Lafarge, the world’s leading cement producer, plans to double its production capacity in China in the coming years, the company’s chief executive officer said yesterday.
"Our cement production capacity in China should reach at least 40Mt, if we follow China’s 11th Five-Year Plan," Bruno Lafont told reporters during his first visit to Beijing after he took over as CEO in January.
The French company is currently able to produce 20Mt of cement a year in China. The expansion could be done in the short-term, Lafont said, without elaborating.
The company has already started to expand its production facilities. It began building a new line in Chongqing at the beginning of the year and will start a second line at its Dujiangyan plant in Chengdu this month.
"We are also studying new projects in all the regions we operate in," said Lafont.
He added that the expansion will include both new facilities and mergers and acquisitions. Lafarge has so far followed a mergers and acquisitions strategy in China for its expansion.
In 2005, it formed a joint venture with Shui On Construction and Materials Ltd, a top cement company in Southwest China, establishing its leadership in the local cement market.
It also signed an agreement to buy a controlling stake in another cement producer, Sichuan Shuangma Cement Co, late last year.
The company is now dedicated to business integration, but is still looking for further merger and acquisition opportunities in Chengdu, Chongqing, Yunnan and Guizhou, where it already has bases. At present, Lafarge’s strategy is to focus in these cities and provinces.

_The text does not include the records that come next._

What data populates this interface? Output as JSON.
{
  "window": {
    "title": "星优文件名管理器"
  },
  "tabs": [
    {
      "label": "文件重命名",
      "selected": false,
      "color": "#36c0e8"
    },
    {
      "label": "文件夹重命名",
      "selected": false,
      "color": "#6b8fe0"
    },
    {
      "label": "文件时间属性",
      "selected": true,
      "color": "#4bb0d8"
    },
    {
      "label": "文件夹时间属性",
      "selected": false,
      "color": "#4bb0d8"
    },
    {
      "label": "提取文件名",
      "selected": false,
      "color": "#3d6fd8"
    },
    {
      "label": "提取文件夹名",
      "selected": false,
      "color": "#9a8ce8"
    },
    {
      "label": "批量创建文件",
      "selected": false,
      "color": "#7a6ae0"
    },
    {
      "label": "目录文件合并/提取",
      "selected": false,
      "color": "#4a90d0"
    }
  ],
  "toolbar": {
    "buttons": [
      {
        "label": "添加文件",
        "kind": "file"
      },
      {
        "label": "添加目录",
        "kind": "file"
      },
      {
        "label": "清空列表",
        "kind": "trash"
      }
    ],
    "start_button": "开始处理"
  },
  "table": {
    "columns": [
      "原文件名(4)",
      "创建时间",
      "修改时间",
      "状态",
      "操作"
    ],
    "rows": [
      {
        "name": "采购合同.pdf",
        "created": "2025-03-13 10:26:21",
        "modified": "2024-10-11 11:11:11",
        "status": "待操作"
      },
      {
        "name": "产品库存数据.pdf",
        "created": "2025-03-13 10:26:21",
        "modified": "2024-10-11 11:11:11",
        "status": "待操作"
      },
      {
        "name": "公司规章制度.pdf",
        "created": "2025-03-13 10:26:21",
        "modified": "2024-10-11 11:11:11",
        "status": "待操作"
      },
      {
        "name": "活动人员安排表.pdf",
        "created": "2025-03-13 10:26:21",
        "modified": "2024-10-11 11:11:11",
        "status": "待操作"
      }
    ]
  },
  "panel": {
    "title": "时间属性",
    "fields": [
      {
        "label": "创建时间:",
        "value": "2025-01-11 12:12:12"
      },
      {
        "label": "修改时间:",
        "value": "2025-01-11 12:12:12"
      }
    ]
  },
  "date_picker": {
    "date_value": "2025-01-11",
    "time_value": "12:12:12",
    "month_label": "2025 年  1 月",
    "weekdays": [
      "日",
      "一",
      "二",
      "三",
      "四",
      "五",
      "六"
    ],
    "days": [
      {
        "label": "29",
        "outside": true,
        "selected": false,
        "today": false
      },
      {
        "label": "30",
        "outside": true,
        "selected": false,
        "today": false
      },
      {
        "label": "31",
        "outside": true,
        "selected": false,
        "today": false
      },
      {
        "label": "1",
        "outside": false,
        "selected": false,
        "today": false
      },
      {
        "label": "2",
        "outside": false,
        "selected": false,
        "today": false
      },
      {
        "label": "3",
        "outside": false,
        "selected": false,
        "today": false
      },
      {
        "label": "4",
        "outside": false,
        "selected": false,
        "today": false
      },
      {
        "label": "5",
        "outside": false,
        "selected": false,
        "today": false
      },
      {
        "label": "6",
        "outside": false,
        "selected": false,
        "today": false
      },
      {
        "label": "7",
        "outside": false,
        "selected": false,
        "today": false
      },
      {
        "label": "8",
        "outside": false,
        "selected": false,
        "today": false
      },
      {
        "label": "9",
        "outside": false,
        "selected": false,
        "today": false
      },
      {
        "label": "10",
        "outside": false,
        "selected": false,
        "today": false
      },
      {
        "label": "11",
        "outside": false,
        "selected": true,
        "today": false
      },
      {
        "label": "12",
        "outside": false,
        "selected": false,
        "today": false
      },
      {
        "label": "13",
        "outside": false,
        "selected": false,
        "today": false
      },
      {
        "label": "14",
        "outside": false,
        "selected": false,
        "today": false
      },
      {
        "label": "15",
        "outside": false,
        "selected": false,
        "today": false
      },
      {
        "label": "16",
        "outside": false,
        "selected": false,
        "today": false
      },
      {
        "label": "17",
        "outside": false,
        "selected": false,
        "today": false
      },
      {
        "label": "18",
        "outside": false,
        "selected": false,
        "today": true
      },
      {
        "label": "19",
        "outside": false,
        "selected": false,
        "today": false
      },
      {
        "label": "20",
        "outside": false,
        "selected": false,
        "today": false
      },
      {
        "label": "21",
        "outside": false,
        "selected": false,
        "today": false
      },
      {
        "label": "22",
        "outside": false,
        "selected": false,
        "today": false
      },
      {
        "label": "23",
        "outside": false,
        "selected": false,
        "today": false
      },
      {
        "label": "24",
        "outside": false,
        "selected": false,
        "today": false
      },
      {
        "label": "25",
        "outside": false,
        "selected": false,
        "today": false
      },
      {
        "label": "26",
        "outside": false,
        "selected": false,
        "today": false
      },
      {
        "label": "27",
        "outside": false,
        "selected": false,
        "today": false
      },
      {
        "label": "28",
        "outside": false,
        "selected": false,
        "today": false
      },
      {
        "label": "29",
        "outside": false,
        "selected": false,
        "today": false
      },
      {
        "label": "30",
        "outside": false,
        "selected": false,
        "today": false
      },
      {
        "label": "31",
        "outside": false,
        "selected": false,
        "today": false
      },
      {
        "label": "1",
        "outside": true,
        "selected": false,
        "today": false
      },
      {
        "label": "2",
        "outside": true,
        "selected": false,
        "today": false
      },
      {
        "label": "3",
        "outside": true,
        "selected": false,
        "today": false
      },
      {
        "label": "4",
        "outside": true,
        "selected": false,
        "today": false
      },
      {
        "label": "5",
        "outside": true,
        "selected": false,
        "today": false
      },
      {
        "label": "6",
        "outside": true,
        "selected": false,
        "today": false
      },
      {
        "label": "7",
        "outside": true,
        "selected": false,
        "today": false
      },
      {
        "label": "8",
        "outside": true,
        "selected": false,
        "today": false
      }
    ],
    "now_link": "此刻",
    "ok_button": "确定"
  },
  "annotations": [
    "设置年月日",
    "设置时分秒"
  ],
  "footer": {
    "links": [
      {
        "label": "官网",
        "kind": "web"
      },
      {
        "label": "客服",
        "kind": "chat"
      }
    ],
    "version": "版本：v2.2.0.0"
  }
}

"We want to have strong local locations in the southwest," said Lafont.
Cryille Ragoucy, chief executive officer of Lafarge’s cement business in China, believes China’s western development strategy offers the company opportunities to grow.
"There are many new infrastructure construction projects in the country’s southwest and we are pleased to take part in them," said Ragoucy.
However, focusing on Southwest China does not mean it will not look elsewhere. "We may, when we think it is the time, look at other regions, but will do that one by one," Lafont said.
The company aims to have an annual growth of more than 8 per cent for its cement business in China in the next few years.
According to Lafont, China is already one of the largest markets for the company’s cement business and the country is helping its business in the rest of the group. The company has co-operated with Chinese equipment suppliers in building facilities outside China.
It has signed contracts worth 2 billion yuan (US$253 million) to purchase Chinese equipment in January.
"We are just ready for another 4 billion yuan (US$506 million) of orders," said Lafont.